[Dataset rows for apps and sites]
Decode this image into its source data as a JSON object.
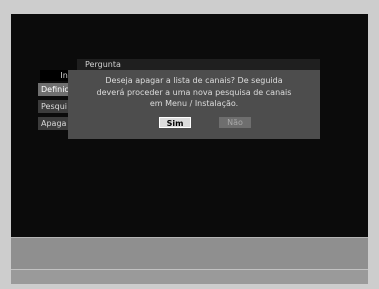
{
  "menu": {
    "title": "Ins",
    "items": [
      {
        "label": "Definic"
      },
      {
        "label": "Pesqui"
      },
      {
        "label": "Apaga"
      }
    ]
  },
  "dialog": {
    "title": "Pergunta",
    "message_lines": [
      "Deseja apagar a lista de canais? De seguida",
      "deverá proceder a uma nova pesquisa de canais",
      "em Menu / Instalação."
    ],
    "yes_label": "Sim",
    "no_label": "Não"
  }
}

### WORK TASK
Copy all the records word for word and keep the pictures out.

### OUTPUT OF THE EXERCISE
Decode this image into its source data as a JSON object.
{
  "menu": {
    "title": "Ins",
    "items": [
      {
        "label": "Definic"
      },
      {
        "label": "Pesqui"
      },
      {
        "label": "Apaga"
      }
    ]
  },
  "dialog": {
    "title": "Pergunta",
    "message_lines": [
      "Deseja apagar a lista de canais? De seguida",
      "deverá proceder a uma nova pesquisa de canais",
      "em Menu / Instalação."
    ],
    "yes_label": "Sim",
    "no_label": "Não"
  }
}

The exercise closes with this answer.